Money education should start early
Wilma Allan, money coach and founder of The Money Midwife, believes it is important to educate children early about the connection between earning and spending, rather than waiting until you think they are "old enough".

Continue talking with them as they grow up. "As your child heads toward secondary education, it is helpful to discuss in detail the practical aspects of living on a budget and how to live within your means," says Philip Pearson, an independent financial adviser based in Southampton. "If you prepare your child for the financial world outside the family, then the risk of debt being created is substantially reduced."

When (and how) to wean your kids off your money
Encourage your children to work while they are in college, but don't pressure them so much that their coursework suffers. Once they have finished university, encourage them to take more financial responsibility for themselves.

If you reduce your financial support gradually while they start to earn a regular wage, you can avoid cutting them off cold turkey and avoid being their financial crutch forever.

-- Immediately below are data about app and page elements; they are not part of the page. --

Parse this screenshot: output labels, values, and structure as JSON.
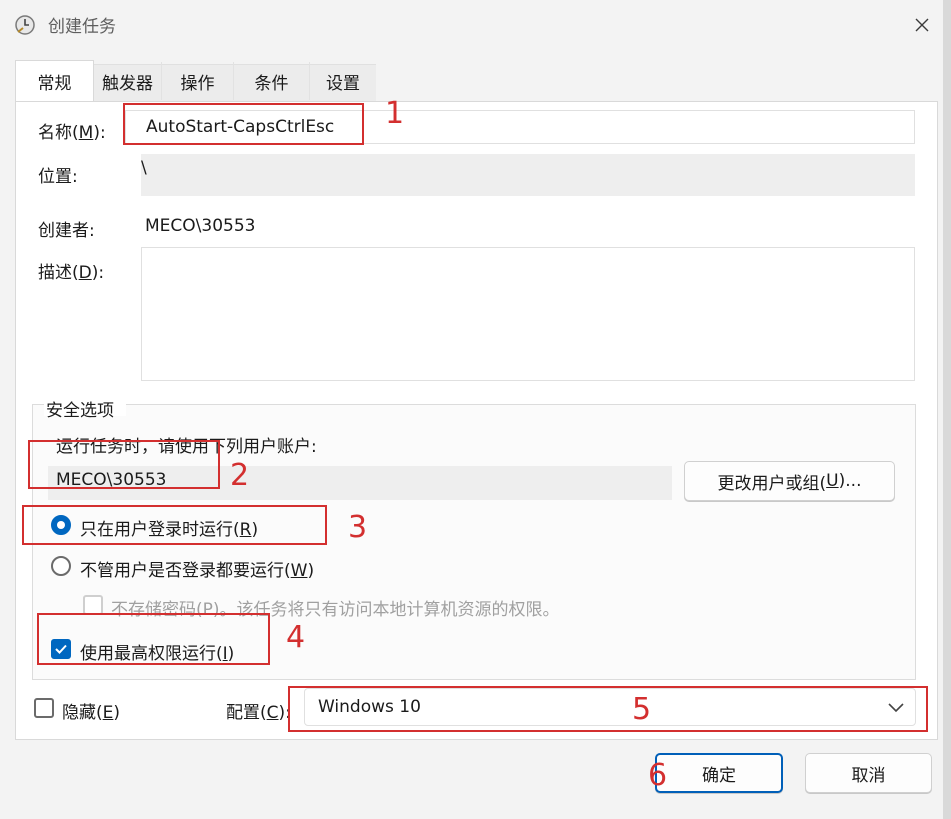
{
  "window": {
    "title": "创建任务"
  },
  "tabs": [
    {
      "label": "常规"
    },
    {
      "label": "触发器"
    },
    {
      "label": "操作"
    },
    {
      "label": "条件"
    },
    {
      "label": "设置"
    }
  ],
  "general": {
    "name_label": "名称(",
    "name_mn": "M",
    "name_tail": "):",
    "name_value": "AutoStart-CapsCtrlEsc",
    "location_label": "位置:",
    "location_value": "\\",
    "author_label": "创建者:",
    "author_value": "MECO\\30553",
    "desc_label": "描述(",
    "desc_mn": "D",
    "desc_tail": "):",
    "desc_value": ""
  },
  "security": {
    "group_title": "安全选项",
    "run_as_prompt": "运行任务时，请使用下列用户账户:",
    "user_value": "MECO\\30553",
    "change_user_button": "更改用户或组(",
    "change_user_mn": "U",
    "change_user_tail": ")...",
    "radio_logged_on": "只在用户登录时运行(",
    "radio_logged_on_mn": "R",
    "radio_logged_on_tail": ")",
    "radio_always": "不管用户是否登录都要运行(",
    "radio_always_mn": "W",
    "radio_always_tail": ")",
    "no_store_password": "不存储密码(P)。该任务将只有访问本地计算机资源的权限。",
    "highest_privileges": "使用最高权限运行(",
    "highest_privileges_mn": "I",
    "highest_privileges_tail": ")"
  },
  "bottom": {
    "hidden_label": "隐藏(",
    "hidden_mn": "E",
    "hidden_tail": ")",
    "config_label": "配置(",
    "config_mn": "C",
    "config_tail": "):",
    "config_value": "Windows 10"
  },
  "buttons": {
    "ok": "确定",
    "cancel": "取消"
  },
  "annotations": [
    "1",
    "2",
    "3",
    "4",
    "5",
    "6"
  ],
  "colors": {
    "accent": "#0067c0",
    "annotation": "#d32f2f"
  }
}
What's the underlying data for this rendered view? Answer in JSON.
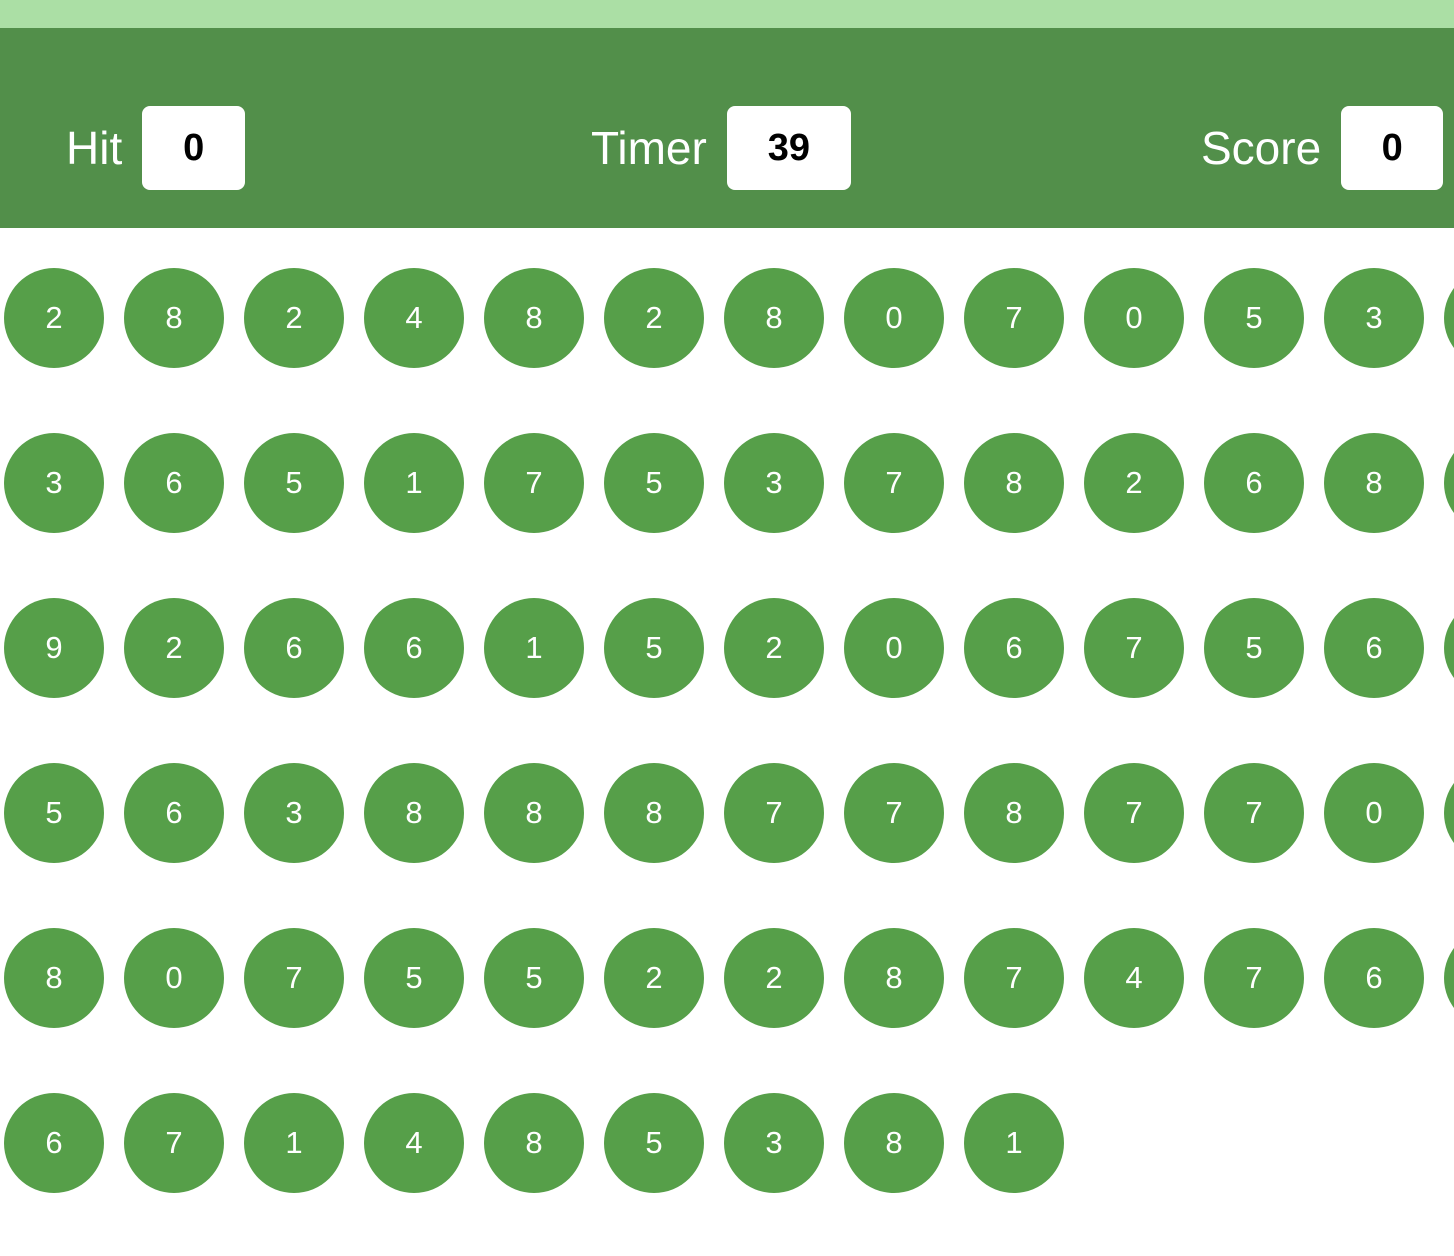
{
  "stats": {
    "hit_label": "Hit",
    "hit_value": "0",
    "timer_label": "Timer",
    "timer_value": "39",
    "score_label": "Score",
    "score_value": "0"
  },
  "colors": {
    "top_strip": "#abdfa5",
    "header": "#528f4a",
    "bubble": "#569f49",
    "bubble_text": "#ffffff"
  },
  "bubbles": [
    [
      "2",
      "8",
      "2",
      "4",
      "8",
      "2",
      "8",
      "0",
      "7",
      "0",
      "5",
      "3",
      ""
    ],
    [
      "3",
      "6",
      "5",
      "1",
      "7",
      "5",
      "3",
      "7",
      "8",
      "2",
      "6",
      "8",
      ""
    ],
    [
      "9",
      "2",
      "6",
      "6",
      "1",
      "5",
      "2",
      "0",
      "6",
      "7",
      "5",
      "6",
      ""
    ],
    [
      "5",
      "6",
      "3",
      "8",
      "8",
      "8",
      "7",
      "7",
      "8",
      "7",
      "7",
      "0",
      ""
    ],
    [
      "8",
      "0",
      "7",
      "5",
      "5",
      "2",
      "2",
      "8",
      "7",
      "4",
      "7",
      "6",
      ""
    ],
    [
      "6",
      "7",
      "1",
      "4",
      "8",
      "5",
      "3",
      "8",
      "1"
    ]
  ]
}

What do you do when they complain about not having enough? Try to sympathise rather than handing over a cheque or your credit card. If your young adult is distraught because he has to live in a small flat instead of a nicer home, share your stories from when times were tough. For instance, did you, too, have to use secondhand furniture? Explain that you know what he is going through and guide him on how to spend his money wisely.

It's also important to remind your child not to compare herself to others around her, even you. Remind her that she will not immediately be able to afford a lifestyle that someone else has worked years to sustain.

Overall, be patient and firm. Don't tell your child you won't pay his bills, then give him "one more loan" the next month.

Helping out your kids occasionally is OK
"Sometimes, when unexpected expenses occur, such as an unplanned car service, or another one-off type of event, it might be quite nice for you to take away an unexpected burden if you can," Cox says. "But don't make such a regular thing of it that it becomes expected of you. They need to learn to budget for rainy day expenses."

Cox also says you may help out with recurring expenses, such as a credit card payment or mortgage payment, if it is a one-time, special circumstance. The rest of the time, she says, instruct them to include such payments in their monthly budget.

"It's quite right for parents to try to help their children in any way they can, but if they are to have a comfortable future themselves they will have to pick and choose what they help to fund and by how much," Jasmine Birtles, founder of financial website MoneyMagpie, said in the Sainsbury's report. "Maybe it's time we taught our kids to be more realistic about things like weddings and gap years so that limited funds are spent on only the most important things like education and a home."

See related: Should kids and credit cards mix?, Child-rearing costs are putting parents over 60 in debt

Updated: 28 October 2016